9:41 AM 20th November 2020
Review: Historic Walking Guides: York By Claire Shaw
Well, yet another departure for me, this time, to review a tour guide, but this is certainly an interesting one, appealing as it does to my love of history.
How little we appreciate the world around us. Walking far more, as I have done during lockdown, I have discovered among other things, where the Workhouse was in Harrogate, where Florence Nightingale slept and the associations Agatha Christie had with the town, all by reading the little blue or brown plaques I have previously ignored or not even noticed.
We take for granted the area we live in, and it’s good sometimes to adopt a slower pace and become more aware. Just looking up at the architectural skyline can be an education and an aesthetic joy.
I have long enjoyed days out in nearby York. It is a place I have wandered round, often aimlessly, on many occasions; the walls, the gates, the narrow streets are a delight but next time I go, it will be with Claire Shaw’s new walking guide. No need for gaudy orange umbrellas or gawky student guides dressed in macabre outfits. Whether you are a local or one of the millions of visitors York hosts each year, this book offers you everything you need to know, to walk round the city at your own pace, and perhaps to see it afresh.
Bootham Bar from Exhibition Square
The themed routes are easy to follow. There is a map for each and a prose guide, with plenty of landmarks to keep you on the straight and narrow - though one or two signposts refer to modern shops which may or may not still exist this time next year. The useful website addresses listed will fill in finer detail for those who want to investigate a particular subject further.
York is bathed in history, and if you have a curiosity about the past, this guide provides you with all the detail you could want as you stroll through the different periods. The Romans built bathhouses, gateways, temples and sewers and evidence of them all may still be found – if you know where to look.
Built on top of the Roman town, was medieval York with its guilds and river trade and the importance of the Ouse is made clear. During the Norman invasion, William the Conqueror used the city as his base while he ‘harr[ied] the North’ and in Georgian times, York enjoyed a glamorous period as it became the social capital of the north, although travellers between London and York had to endure the rising numbers of highwaymen too.
Then, there are walks tracing the history of Christianity. Whilst we all think of the majesty of York Minster, there are numerous other buildings of devotional significance, of which Daniel Defoe wrote, ‘if it weren’t for The Minster…would have been considered extraordinary in their own right’.
St Mary's Abbey
The tour guide takes us through the centuries right up to the advent of the Terry and Rowntree chocolate empires which have seen York through some difficult times. Did you know that their apprentices were Cadbury and Fry? All familiar names.
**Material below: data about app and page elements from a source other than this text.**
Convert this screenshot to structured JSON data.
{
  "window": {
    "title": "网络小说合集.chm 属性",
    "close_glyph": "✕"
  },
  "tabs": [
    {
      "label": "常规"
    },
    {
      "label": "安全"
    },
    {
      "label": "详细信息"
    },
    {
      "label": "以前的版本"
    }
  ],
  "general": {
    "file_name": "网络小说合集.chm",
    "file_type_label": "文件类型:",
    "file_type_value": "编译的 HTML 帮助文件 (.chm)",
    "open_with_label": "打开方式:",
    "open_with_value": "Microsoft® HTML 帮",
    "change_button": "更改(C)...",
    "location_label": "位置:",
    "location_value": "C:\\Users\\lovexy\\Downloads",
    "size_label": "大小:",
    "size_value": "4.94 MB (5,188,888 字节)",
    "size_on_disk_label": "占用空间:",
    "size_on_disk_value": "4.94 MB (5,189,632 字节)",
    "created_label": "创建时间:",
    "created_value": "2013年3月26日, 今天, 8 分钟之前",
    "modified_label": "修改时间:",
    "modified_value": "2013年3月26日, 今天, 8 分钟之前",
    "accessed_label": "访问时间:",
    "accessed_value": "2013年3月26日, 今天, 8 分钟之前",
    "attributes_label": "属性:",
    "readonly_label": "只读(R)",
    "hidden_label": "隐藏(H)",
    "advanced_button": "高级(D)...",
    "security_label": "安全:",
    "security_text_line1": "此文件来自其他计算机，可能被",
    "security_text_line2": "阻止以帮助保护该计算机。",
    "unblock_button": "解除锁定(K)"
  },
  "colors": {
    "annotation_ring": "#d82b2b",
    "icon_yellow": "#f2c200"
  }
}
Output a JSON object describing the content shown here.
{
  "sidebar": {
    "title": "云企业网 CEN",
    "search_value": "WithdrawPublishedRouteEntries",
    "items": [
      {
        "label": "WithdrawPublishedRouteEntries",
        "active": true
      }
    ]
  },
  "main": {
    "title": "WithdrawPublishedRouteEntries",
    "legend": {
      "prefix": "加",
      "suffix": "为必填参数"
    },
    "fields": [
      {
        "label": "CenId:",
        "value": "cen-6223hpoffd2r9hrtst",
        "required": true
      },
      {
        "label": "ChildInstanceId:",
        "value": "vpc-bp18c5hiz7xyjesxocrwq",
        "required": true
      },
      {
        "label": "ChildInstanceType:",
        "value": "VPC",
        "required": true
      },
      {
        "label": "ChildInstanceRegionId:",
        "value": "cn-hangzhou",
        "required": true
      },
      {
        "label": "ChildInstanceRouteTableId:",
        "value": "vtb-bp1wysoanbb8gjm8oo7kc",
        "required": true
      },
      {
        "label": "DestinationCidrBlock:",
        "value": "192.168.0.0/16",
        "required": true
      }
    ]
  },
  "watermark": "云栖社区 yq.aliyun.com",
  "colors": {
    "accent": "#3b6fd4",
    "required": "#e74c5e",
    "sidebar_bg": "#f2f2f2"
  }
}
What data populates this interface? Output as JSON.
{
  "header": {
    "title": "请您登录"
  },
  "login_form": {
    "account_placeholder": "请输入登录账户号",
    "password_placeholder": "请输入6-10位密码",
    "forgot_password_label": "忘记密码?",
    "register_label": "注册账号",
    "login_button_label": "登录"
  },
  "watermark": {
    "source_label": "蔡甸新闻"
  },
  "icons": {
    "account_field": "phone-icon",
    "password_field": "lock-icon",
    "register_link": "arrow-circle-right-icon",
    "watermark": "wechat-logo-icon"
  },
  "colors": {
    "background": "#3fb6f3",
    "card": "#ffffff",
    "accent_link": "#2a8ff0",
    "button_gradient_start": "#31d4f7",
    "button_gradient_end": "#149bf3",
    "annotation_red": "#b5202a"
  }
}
A walk round the walls and through the gates is enhanced with plenty of historical detail. The spikes which once held putrefying heads hearken back to more brutal times, and we learn of the unexpected controversy surrounding the walls in a slightly more modern context. The motte and bailey design of the castle is alluded to and will reawaken the memories so many of us have of school history lessons. The snickelways and cobbled streets which wind their way through the city, in contrast to the straight lines of the Roman roads and pathways, take on a more endearing, old world charm when described in this book.
Language lovers will appreciate the derivations of street names from Old English, Latin and French. Bitchdaughter Tower and Grape lane are two I’ll let you look up for yourselves but who would have guessed that York once had a flourishing red light district? Even the Shambles, quaint as it now is, was once home to thirty butchers or more and reeked with the stench of blood and flies. J.K. Rowling was inspired by the Shambles when she created Diagon Alley in her Harry Potter
books and the recent television series Gentleman Jack
was partly filmed in York, for the sake of historical authenticity.
Without realising it, many of us have been treated to views of this wonderful city: most are referenced in this guide, along with familiar names such as Charles Dickens, W. H. Auden, the Bronte sisters, Kate Atkinson, Wilkie Collins, Dick Turpin and Guy Fawkes. Read it to find out how all are bound up in the history of York.
Read it also to discover the dramatic fate of lesser known characters such as Margaret Clitheroe, and on the ghost walk discover why Roman soldiers have been seen marching on their knees. There were executions aplenty to colour York’s past and the spirits won’t let you forget.
Something for everyone - there is even a pub walk but I defy you to manage a pint, or even a half, in every one - this guide would lend itself to a television programme, perhaps one walk each week – I can picture it now.
I thought I would just dip into this book but found myself engrossed and now look forward to ‘walking the walk’. My only criticism - please don’t ask me to walk past
Betty’s tea room!
Historic Walking Guides - York
is published by DestinWorld